U.S. Classification257/529, 257/209, 257/E23.149
International ClassificationH01L23/34, H01L23/544, H01L23/525, H01L29/76
Cooperative ClassificationH01L23/544, H01L2223/5444, H01L23/5256
European ClassificationH01L23/525F, H01L23/544
Legal Events
DateCodeEventDescription
Mar 8, 2010ASAssignment
Owner name: BROADCOM CORPORATION,CALIFORNIA

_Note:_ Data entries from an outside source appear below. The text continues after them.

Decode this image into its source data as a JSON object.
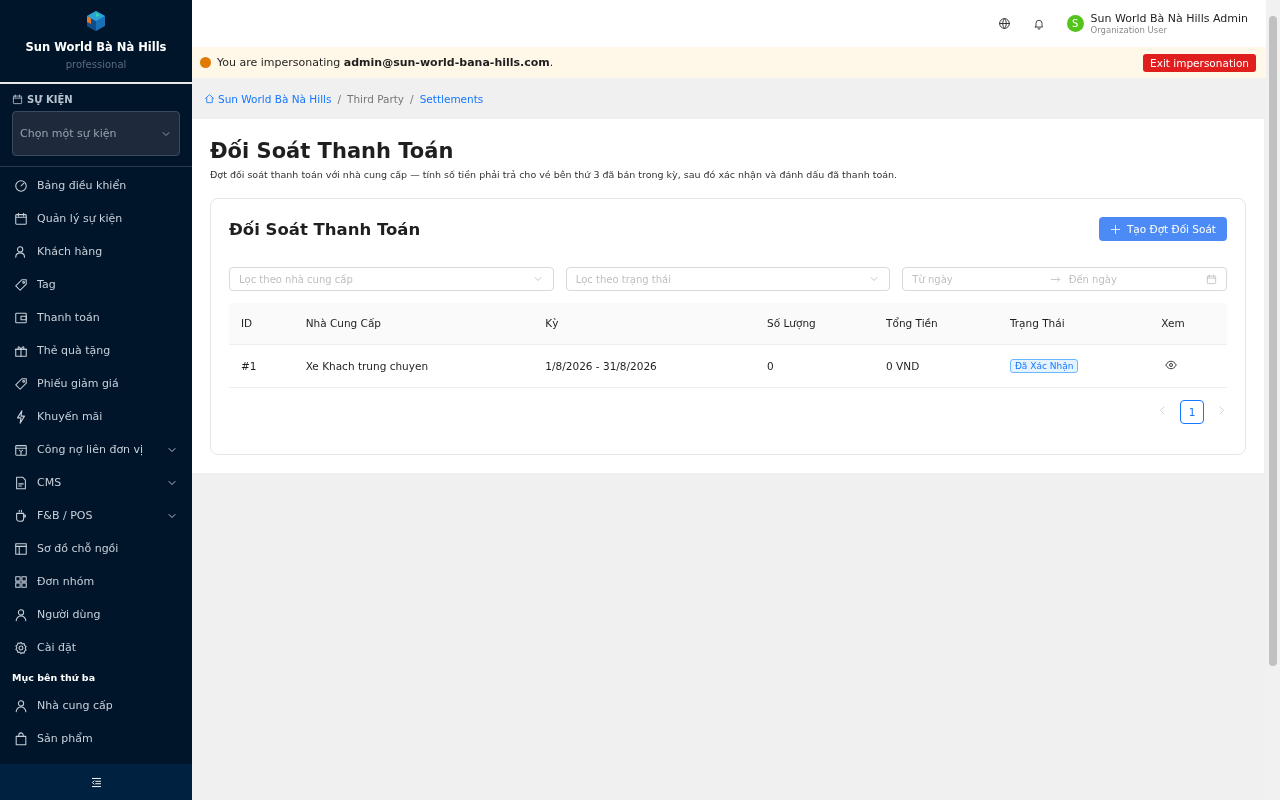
{
  "sidebar": {
    "brand": "Sun World Bà Nà Hills",
    "plan": "professional",
    "event_label": "SỰ KIỆN",
    "event_select": {
      "placeholder": "Chọn một sự kiện"
    },
    "groups": [
      {
        "items": [
          {
            "label": "Bảng điều khiển",
            "kind": "link"
          },
          {
            "label": "Quản lý sự kiện",
            "kind": "link"
          },
          {
            "label": "Khách hàng",
            "kind": "link"
          },
          {
            "label": "Tag",
            "kind": "link"
          },
          {
            "label": "Thanh toán",
            "kind": "link"
          },
          {
            "label": "Thẻ quà tặng",
            "kind": "link"
          },
          {
            "label": "Phiếu giảm giá",
            "kind": "link"
          },
          {
            "label": "Khuyến mãi",
            "kind": "link"
          },
          {
            "label": "Công nợ liên đơn vị",
            "kind": "submenu"
          },
          {
            "label": "CMS",
            "kind": "submenu"
          },
          {
            "label": "F&B / POS",
            "kind": "submenu"
          },
          {
            "label": "Sơ đồ chỗ ngồi",
            "kind": "link"
          },
          {
            "label": "Đơn nhóm",
            "kind": "link"
          },
          {
            "label": "Người dùng",
            "kind": "link"
          },
          {
            "label": "Cài đặt",
            "kind": "link"
          }
        ]
      },
      {
        "title": "Mục bên thứ ba",
        "items": [
          {
            "label": "Nhà cung cấp",
            "kind": "link"
          },
          {
            "label": "Sản phẩm",
            "kind": "link"
          }
        ]
      }
    ]
  },
  "header": {
    "user": {
      "initial": "S",
      "name": "Sun World Bà Nà Hills Admin",
      "role": "Organization User"
    }
  },
  "banner": {
    "text": "You are impersonating **admin@sun-world-bana-hills.com**.",
    "button": "Exit impersonation"
  },
  "breadcrumb": [
    {
      "label": "Sun World Bà Nà Hills",
      "kind": "home"
    },
    {
      "separator": "/",
      "label": "Third Party",
      "kind": "plain"
    },
    {
      "separator": "/",
      "label": "Settlements",
      "kind": "link"
    }
  ],
  "page": {
    "title": "Đối Soát Thanh Toán",
    "description": "Đợt đối soát thanh toán với nhà cung cấp — tính số tiền phải trả cho vé bên thứ 3 đã bán trong kỳ, sau đó xác nhận và đánh dấu đã thanh toán."
  },
  "card": {
    "title": "Đối Soát Thanh Toán",
    "create_button": "Tạo Đợt Đối Soát",
    "filters": {
      "supplier_placeholder": "Lọc theo nhà cung cấp",
      "status_placeholder": "Lọc theo trạng thái",
      "from_placeholder": "Từ ngày",
      "to_placeholder": "Đến ngày"
    },
    "table": {
      "columns": [
        "ID",
        "Nhà Cung Cấp",
        "Kỳ",
        "Số Lượng",
        "Tổng Tiền",
        "Trạng Thái",
        "Xem"
      ],
      "rows": [
        {
          "id": "#1",
          "supplier": "Xe Khach trung chuyen",
          "period": "1/8/2026 - 31/8/2026",
          "quantity": "0",
          "total": "0 VND",
          "status": "Đã Xác Nhận"
        }
      ]
    },
    "pagination": {
      "prev_disabled": true,
      "next_disabled": true,
      "pages": [
        {
          "label": "1",
          "selected": true
        }
      ]
    }
  }
}
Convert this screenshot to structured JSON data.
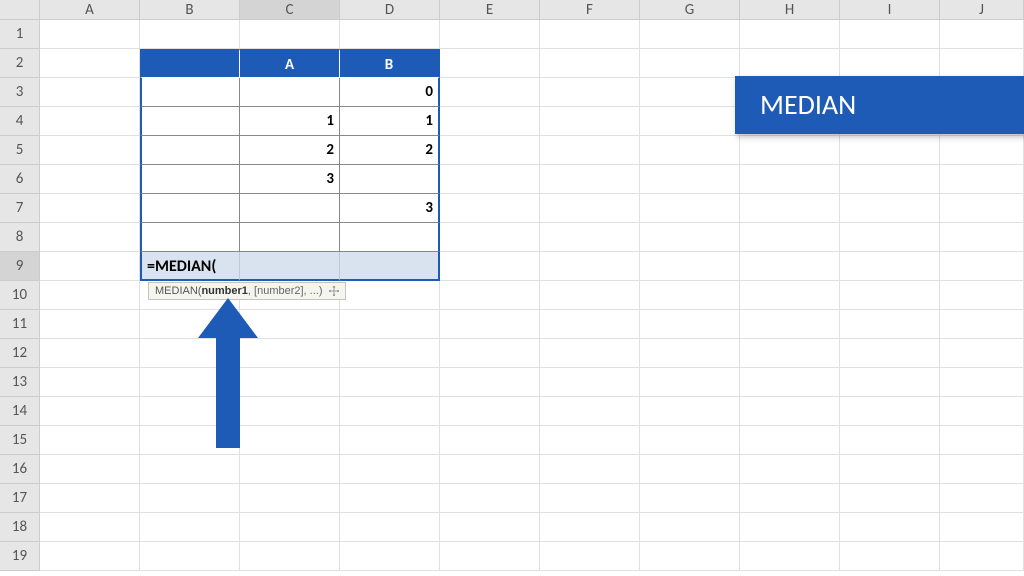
{
  "columns": [
    "A",
    "B",
    "C",
    "D",
    "E",
    "F",
    "G",
    "H",
    "I",
    "J"
  ],
  "rows": [
    "1",
    "2",
    "3",
    "4",
    "5",
    "6",
    "7",
    "8",
    "9",
    "10",
    "11",
    "12",
    "13",
    "14",
    "15",
    "16",
    "17",
    "18",
    "19"
  ],
  "selectedCol": "C",
  "selectedRow": "9",
  "table": {
    "headerA": "A",
    "headerB": "B",
    "r3": {
      "c": "",
      "d": "0"
    },
    "r4": {
      "c": "1",
      "d": "1"
    },
    "r5": {
      "c": "2",
      "d": "2"
    },
    "r6": {
      "c": "3",
      "d": ""
    },
    "r7": {
      "c": "",
      "d": "3"
    },
    "r8": {
      "c": "",
      "d": ""
    }
  },
  "formula": "=MEDIAN(",
  "tooltip": {
    "func": "MEDIAN(",
    "arg1": "number1",
    "rest": ", [number2], ...)"
  },
  "banner": "MEDIAN"
}
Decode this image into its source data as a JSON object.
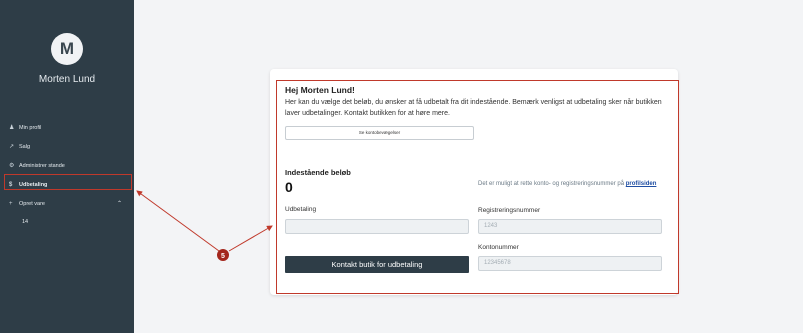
{
  "sidebar": {
    "avatar_initial": "M",
    "user_name": "Morten Lund",
    "items": [
      {
        "icon": "person-icon",
        "glyph": "♟",
        "label": "Min profil"
      },
      {
        "icon": "trending-icon",
        "glyph": "↗",
        "label": "Salg"
      },
      {
        "icon": "gear-icon",
        "glyph": "⚙",
        "label": "Administrer stande"
      },
      {
        "icon": "dollar-icon",
        "glyph": "$",
        "label": "Udbetaling"
      },
      {
        "icon": "plus-icon",
        "glyph": "+",
        "label": "Opret vare"
      }
    ],
    "chevron": "⌃",
    "sub_items": [
      "14"
    ]
  },
  "card": {
    "greeting": "Hej Morten Lund!",
    "intro": "Her kan du vælge det beløb, du ønsker at få udbetalt fra dit indestående. Bemærk venligst at udbetaling sker når butikken laver udbetalinger. Kontakt butikken for at høre mere.",
    "history_button": "Se kontobevægelser",
    "balance_label": "Indestående beløb",
    "balance_value": "0",
    "info_text": "Det er muligt at rette konto- og registreringsnummer på",
    "info_link": "profilsiden",
    "payout_label": "Udbetaling",
    "payout_value": "",
    "reg_label": "Registreringsnummer",
    "reg_placeholder": "1243",
    "account_label": "Kontonummer",
    "account_placeholder": "12345678",
    "contact_button": "Kontakt butik for udbetaling"
  },
  "annotation": {
    "marker_number": "5",
    "color": "#c0392b"
  }
}
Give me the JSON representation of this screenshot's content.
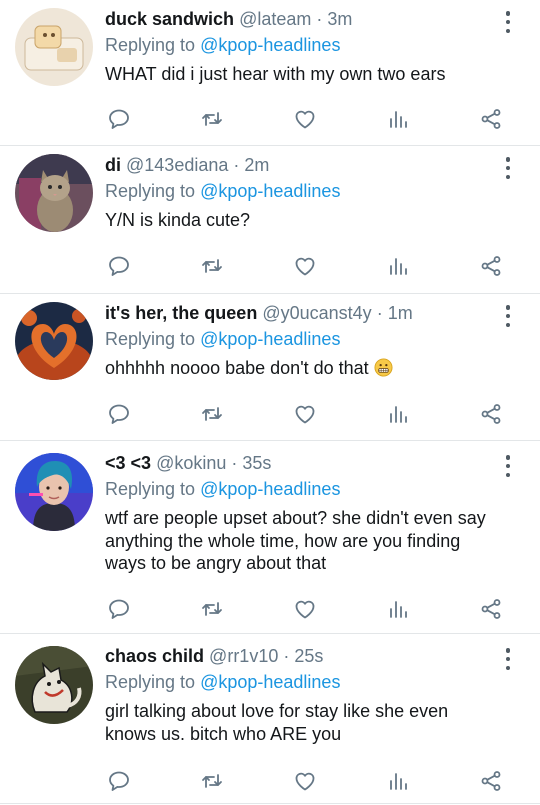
{
  "tweets": [
    {
      "name": "duck sandwich",
      "handle": "@lateam",
      "time": "3m",
      "reply_prefix": "Replying to",
      "reply_to": "@kpop-headlines",
      "text": "WHAT did i just hear with my own two ears",
      "avatar": "duck-sandwich-avatar"
    },
    {
      "name": "di",
      "handle": "@143ediana",
      "time": "2m",
      "reply_prefix": "Replying to",
      "reply_to": "@kpop-headlines",
      "text": "Y/N is kinda cute?",
      "avatar": "cat-avatar"
    },
    {
      "name": "it's her, the queen",
      "handle": "@y0ucanst4y",
      "time": "1m",
      "reply_prefix": "Replying to",
      "reply_to": "@kpop-headlines",
      "text": "ohhhhh noooo babe don't do that",
      "emoji": "grimacing-face",
      "avatar": "fire-heart-avatar"
    },
    {
      "name": "<3 <3",
      "handle": "@kokinu",
      "time": "35s",
      "reply_prefix": "Replying to",
      "reply_to": "@kpop-headlines",
      "text": "wtf are people upset about? she didn't even say anything the whole time, how are you finding ways to be angry about that",
      "avatar": "singer-avatar"
    },
    {
      "name": "chaos child",
      "handle": "@rr1v10",
      "time": "25s",
      "reply_prefix": "Replying to",
      "reply_to": "@kpop-headlines",
      "text": "girl talking about love for stay like she even knows us. bitch who ARE you",
      "avatar": "cat-drawing-avatar"
    }
  ],
  "separator": "·",
  "colors": {
    "mention": "#1b95e0",
    "secondary": "#657786",
    "divider": "#e3e6e8"
  },
  "action_icons": [
    "reply-icon",
    "retweet-icon",
    "like-icon",
    "stats-icon",
    "share-icon"
  ]
}
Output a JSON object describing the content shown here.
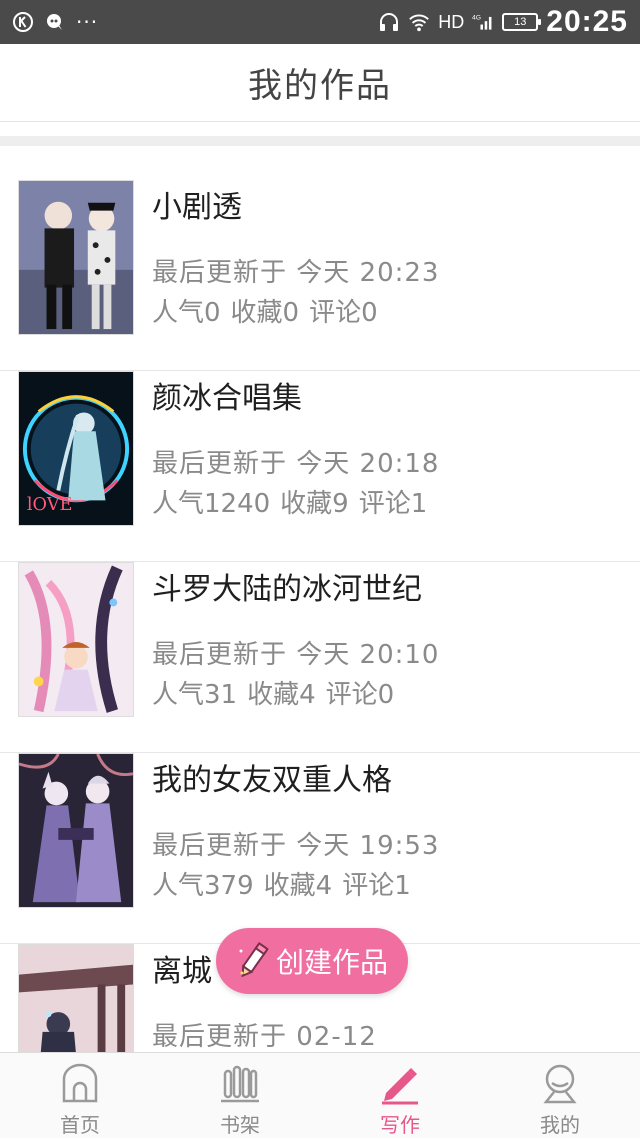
{
  "status_bar": {
    "network": "HD",
    "signal_label": "4G",
    "battery": "13",
    "time": "20:25"
  },
  "header": {
    "title": "我的作品"
  },
  "works": [
    {
      "title": "小剧透",
      "updated": "最后更新于 今天 20:23",
      "popularity": "人气0",
      "favorites": "收藏0",
      "comments": "评论0"
    },
    {
      "title": "颜冰合唱集",
      "updated": "最后更新于 今天 20:18",
      "popularity": "人气1240",
      "favorites": "收藏9",
      "comments": "评论1"
    },
    {
      "title": "斗罗大陆的冰河世纪",
      "updated": "最后更新于 今天 20:10",
      "popularity": "人气31",
      "favorites": "收藏4",
      "comments": "评论0"
    },
    {
      "title": "我的女友双重人格",
      "updated": "最后更新于 今天 19:53",
      "popularity": "人气379",
      "favorites": "收藏4",
      "comments": "评论1"
    },
    {
      "title": "离城",
      "updated": "最后更新于 02-12",
      "popularity": "",
      "favorites": "",
      "comments": ""
    }
  ],
  "create_button": {
    "label": "创建作品",
    "color": "#f06fa0"
  },
  "bottom_nav": {
    "items": [
      {
        "label": "首页",
        "icon": "home-icon"
      },
      {
        "label": "书架",
        "icon": "bookshelf-icon"
      },
      {
        "label": "写作",
        "icon": "write-pen-icon",
        "active": true
      },
      {
        "label": "我的",
        "icon": "profile-icon"
      }
    ],
    "active_color": "#e8578a"
  },
  "cover_palette": [
    "#6b6f8e",
    "#1a2f3a",
    "#d9c8e2",
    "#2a2340",
    "#e9d4d8"
  ]
}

Free format text: ASSIGNMENT OF ASSIGNORS INTEREST;ASSIGNORS:PHARN, ART;SEYMOUR, JAMES;CHIAO, JENNIFER;REEL/FRAME:24047/429
Effective date: 20040114
Free format text: ASSIGNMENT OF ASSIGNORS INTEREST;ASSIGNORS:PHARN, ART;SEYMOUR, JAMES;CHIAO, JENNIFER;REEL/FRAME:024047/0429
Owner name: BROADCOM CORPORATION, CALIFORNIA